What I find extremely odd is how these Amway retirees seem to vanish off the face of the earth. I mean the diamonds either quit, resign, or continue to work. Even all the crown ambassasdors are still working. Seems odd that someone can have the option of walking away from their Amway business while boatloads of cash keep rolling in. Freedom to golf, travel, have fun and do anything you want, whenever you feel like it. But why do diamonds quit or resign? Why don't any of the big pins exercise the option to walk away? Various defenders of Amway claim there are many people who have excerised this option but nobody has been able to name ever a few of them. Keep in mind that the folks making this claim are likely lying or making it up because only Amway would know who is getting paid, although Amway wouldn't know what kind of effort was made to maintain the business. In other words, claims of people building an Amway business and then collecting significant residual income is a claim that cannot be substantiated, not even by Amway. And I will say this: Amway doesn't advertise this as an IBO benefit. Current IBOs and prospects should think long and hard about this.

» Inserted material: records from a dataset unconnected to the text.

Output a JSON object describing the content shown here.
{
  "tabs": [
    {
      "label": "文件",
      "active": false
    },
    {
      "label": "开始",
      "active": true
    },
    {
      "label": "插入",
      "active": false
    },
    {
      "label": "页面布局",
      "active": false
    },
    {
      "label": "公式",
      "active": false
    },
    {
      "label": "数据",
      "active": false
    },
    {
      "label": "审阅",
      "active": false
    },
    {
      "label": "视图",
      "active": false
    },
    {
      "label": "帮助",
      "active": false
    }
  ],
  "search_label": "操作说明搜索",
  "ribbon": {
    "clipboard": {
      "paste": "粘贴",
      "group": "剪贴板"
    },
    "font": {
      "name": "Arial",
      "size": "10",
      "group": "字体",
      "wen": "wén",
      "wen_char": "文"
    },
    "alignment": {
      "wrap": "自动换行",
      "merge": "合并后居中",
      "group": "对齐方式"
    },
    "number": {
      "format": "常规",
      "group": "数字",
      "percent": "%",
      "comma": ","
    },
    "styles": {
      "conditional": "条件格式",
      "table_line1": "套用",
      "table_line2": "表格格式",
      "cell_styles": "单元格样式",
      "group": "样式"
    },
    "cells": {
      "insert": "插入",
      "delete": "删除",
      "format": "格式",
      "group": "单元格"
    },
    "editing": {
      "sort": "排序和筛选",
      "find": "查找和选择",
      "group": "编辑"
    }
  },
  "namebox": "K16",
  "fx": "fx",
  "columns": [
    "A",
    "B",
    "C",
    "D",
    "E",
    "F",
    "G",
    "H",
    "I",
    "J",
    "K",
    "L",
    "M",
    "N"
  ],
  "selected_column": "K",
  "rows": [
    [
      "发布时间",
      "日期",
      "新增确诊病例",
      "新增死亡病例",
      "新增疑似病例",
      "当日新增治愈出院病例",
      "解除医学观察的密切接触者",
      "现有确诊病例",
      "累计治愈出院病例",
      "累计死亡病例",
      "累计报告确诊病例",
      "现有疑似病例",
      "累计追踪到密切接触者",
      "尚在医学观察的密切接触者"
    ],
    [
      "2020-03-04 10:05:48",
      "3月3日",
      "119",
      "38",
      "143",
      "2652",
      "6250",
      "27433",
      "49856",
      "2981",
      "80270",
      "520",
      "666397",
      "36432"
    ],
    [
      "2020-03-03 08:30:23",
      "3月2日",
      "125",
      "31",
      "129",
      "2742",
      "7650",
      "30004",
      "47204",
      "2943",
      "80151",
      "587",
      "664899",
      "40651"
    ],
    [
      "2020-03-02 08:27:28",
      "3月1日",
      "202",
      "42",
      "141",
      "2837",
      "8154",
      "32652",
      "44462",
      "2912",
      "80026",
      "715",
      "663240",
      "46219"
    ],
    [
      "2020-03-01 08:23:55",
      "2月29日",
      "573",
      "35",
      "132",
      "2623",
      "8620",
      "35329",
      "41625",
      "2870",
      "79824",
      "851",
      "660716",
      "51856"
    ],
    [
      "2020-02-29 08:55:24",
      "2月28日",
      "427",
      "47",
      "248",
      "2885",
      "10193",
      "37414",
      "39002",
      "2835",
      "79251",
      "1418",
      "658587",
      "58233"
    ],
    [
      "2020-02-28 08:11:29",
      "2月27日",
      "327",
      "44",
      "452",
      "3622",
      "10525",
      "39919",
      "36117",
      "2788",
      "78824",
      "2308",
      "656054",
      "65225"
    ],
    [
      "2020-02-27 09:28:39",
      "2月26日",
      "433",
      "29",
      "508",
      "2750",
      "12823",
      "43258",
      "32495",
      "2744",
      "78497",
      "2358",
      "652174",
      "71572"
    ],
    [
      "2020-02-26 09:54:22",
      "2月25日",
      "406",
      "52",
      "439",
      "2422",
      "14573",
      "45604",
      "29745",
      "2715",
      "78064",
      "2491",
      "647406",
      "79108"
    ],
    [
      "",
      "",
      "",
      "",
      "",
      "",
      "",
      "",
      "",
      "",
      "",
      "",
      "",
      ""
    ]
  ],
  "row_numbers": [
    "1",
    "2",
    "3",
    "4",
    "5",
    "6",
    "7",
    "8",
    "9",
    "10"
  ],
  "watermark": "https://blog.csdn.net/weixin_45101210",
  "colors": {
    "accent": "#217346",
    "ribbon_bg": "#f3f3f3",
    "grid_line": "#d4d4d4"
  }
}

I know of retired firefighters, teachers, lawyers, doctors, government workers, accountants, business owners and just about any occupation you can think of. A friend of mine recently retired from a construction material salesman position. Most of them have their homes paid off, and live comfortably on pensions, savings and other assets and investments. They are not dead or broke by age 65. Sure I do know of some people who are around the age of 65 who are not doing as well financially, but none of them are starving, needing government assistance or working at WalMart out of necessity. I believe ths is a scare tactic used by Amway promoters who want you to think that your only hope for financial security is by running an Amway business. Sadly, for most, the result is net losses because of the "systems".
I've asked before, I'll ask again. 50 plus years, possibly tens or hundreds of millions of IBOs. Where are these Amway IBO retirees? Do they actually exist or are they as legendary as the Sasquatch?